%%

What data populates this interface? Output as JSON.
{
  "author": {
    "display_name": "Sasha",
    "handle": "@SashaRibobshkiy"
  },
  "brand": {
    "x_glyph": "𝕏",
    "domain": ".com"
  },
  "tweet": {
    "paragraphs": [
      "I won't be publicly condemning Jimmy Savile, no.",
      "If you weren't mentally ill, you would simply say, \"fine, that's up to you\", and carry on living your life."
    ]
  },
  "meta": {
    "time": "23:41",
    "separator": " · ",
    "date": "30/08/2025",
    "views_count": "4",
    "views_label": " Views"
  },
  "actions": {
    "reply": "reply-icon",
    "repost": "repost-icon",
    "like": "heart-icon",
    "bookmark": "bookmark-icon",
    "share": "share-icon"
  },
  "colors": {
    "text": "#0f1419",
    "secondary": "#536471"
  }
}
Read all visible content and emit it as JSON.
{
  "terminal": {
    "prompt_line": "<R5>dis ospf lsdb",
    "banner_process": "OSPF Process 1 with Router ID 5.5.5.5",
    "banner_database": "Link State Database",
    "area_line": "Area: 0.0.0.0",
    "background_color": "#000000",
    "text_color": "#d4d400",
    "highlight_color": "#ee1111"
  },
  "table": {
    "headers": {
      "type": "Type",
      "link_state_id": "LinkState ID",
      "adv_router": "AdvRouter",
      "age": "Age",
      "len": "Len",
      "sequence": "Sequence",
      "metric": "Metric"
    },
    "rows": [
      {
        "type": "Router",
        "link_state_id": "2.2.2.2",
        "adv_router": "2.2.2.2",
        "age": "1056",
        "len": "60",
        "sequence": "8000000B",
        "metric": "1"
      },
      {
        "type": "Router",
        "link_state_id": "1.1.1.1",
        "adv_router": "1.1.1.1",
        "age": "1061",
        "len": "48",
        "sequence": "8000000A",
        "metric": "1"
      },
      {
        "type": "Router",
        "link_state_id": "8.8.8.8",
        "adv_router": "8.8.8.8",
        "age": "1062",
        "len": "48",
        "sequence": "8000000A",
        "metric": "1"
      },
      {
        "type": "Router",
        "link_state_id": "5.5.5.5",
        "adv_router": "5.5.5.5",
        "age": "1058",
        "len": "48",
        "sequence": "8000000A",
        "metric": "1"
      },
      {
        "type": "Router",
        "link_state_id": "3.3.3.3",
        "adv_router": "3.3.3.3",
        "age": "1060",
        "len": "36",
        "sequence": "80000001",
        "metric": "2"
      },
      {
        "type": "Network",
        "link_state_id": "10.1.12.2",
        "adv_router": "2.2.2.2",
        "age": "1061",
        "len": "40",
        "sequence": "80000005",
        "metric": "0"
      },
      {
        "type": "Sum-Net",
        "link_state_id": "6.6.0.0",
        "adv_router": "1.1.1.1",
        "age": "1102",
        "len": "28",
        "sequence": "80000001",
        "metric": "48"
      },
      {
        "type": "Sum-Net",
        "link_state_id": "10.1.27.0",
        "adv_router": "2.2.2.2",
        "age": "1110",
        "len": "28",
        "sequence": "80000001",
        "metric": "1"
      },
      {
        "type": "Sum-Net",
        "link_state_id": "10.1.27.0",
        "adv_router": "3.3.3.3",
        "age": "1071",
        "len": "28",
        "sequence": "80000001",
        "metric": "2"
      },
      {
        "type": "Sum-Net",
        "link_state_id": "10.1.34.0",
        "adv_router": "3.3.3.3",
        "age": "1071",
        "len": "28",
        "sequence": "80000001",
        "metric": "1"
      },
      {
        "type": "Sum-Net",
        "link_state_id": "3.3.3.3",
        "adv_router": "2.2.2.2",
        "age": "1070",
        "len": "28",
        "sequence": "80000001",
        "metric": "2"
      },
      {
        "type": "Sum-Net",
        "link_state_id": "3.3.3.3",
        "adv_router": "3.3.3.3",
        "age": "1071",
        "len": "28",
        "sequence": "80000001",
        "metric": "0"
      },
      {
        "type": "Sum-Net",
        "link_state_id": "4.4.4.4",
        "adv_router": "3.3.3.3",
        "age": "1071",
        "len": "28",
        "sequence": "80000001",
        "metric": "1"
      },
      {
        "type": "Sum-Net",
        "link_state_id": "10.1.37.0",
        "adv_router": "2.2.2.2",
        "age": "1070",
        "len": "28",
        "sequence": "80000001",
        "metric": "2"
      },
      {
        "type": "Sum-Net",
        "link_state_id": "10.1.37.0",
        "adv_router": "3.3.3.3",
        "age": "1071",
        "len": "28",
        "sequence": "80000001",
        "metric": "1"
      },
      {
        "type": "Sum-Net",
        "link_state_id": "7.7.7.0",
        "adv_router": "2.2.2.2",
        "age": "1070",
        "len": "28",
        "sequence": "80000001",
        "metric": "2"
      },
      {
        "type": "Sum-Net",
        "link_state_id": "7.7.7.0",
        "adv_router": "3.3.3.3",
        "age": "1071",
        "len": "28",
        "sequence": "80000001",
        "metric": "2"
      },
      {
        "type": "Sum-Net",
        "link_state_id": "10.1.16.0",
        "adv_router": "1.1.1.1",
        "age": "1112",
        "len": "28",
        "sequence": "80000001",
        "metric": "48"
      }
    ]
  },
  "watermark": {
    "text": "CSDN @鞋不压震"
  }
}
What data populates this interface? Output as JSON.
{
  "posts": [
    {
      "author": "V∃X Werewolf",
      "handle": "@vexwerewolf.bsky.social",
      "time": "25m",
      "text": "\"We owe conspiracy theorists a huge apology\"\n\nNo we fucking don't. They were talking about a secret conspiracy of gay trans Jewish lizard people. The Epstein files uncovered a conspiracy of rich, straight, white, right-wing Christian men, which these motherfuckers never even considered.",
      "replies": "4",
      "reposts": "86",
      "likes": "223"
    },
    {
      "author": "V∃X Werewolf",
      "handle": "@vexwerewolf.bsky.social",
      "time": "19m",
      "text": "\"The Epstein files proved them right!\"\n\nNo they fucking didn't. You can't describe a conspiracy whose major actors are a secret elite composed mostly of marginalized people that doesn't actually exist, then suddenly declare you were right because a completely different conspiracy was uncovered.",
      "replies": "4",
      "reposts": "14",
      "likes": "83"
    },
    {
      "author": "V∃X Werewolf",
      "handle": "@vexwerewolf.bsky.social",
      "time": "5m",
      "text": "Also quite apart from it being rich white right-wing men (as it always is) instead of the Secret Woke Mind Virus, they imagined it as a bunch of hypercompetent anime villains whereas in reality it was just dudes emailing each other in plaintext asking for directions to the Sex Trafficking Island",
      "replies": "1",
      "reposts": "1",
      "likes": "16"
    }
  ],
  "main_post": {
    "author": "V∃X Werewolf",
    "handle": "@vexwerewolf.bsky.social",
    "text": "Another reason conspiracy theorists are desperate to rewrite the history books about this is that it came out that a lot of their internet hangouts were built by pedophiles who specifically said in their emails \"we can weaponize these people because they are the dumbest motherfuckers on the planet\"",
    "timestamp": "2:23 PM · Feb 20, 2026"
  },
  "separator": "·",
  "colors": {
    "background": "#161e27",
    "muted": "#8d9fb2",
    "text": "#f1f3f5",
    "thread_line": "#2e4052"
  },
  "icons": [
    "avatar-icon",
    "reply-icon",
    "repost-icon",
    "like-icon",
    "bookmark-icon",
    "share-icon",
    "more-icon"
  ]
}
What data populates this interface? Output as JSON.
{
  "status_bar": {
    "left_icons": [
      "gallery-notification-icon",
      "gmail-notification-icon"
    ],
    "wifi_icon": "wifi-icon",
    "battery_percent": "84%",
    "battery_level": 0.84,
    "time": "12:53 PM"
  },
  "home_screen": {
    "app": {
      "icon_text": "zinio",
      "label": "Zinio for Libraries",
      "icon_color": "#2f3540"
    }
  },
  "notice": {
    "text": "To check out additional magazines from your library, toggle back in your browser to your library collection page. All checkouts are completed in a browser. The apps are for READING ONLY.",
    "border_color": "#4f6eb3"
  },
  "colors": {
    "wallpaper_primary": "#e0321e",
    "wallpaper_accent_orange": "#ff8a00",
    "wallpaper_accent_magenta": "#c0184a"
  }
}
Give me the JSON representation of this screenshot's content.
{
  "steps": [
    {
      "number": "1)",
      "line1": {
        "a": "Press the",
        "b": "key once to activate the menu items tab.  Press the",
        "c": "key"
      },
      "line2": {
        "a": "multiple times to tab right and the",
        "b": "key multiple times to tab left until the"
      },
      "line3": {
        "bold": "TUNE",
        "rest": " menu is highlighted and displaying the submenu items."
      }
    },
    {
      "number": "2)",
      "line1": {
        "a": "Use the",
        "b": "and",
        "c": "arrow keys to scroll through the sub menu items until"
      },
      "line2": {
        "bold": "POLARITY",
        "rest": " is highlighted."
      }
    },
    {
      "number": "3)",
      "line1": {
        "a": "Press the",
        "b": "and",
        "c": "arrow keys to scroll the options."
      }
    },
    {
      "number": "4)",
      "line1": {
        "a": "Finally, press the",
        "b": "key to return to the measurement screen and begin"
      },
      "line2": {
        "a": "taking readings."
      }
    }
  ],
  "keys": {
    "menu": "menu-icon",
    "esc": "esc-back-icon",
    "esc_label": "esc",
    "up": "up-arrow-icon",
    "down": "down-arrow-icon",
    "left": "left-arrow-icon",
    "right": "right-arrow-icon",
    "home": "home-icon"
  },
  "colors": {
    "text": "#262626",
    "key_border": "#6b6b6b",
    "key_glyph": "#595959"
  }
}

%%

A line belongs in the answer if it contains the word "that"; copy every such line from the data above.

      "If you weren't mentally ill, you would simply say, \"fine, that's up to you\", and carry on living your life."
      "text": "\"The Epstein files proved them right!\"\n\nNo they fucking didn't. You can't describe a conspiracy whose major actors are a secret elite composed mostly of marginalized people that doesn't actually exist, then suddenly declare you were right because a completely different conspiracy was uncovered.",
    "text": "Another reason conspiracy theorists are desperate to rewrite the history books about this is that it came out that a lot of their internet hangouts were built by pedophiles who specifically said in their emails \"we can weaponize these people because they are the dumbest motherfuckers on the planet\"",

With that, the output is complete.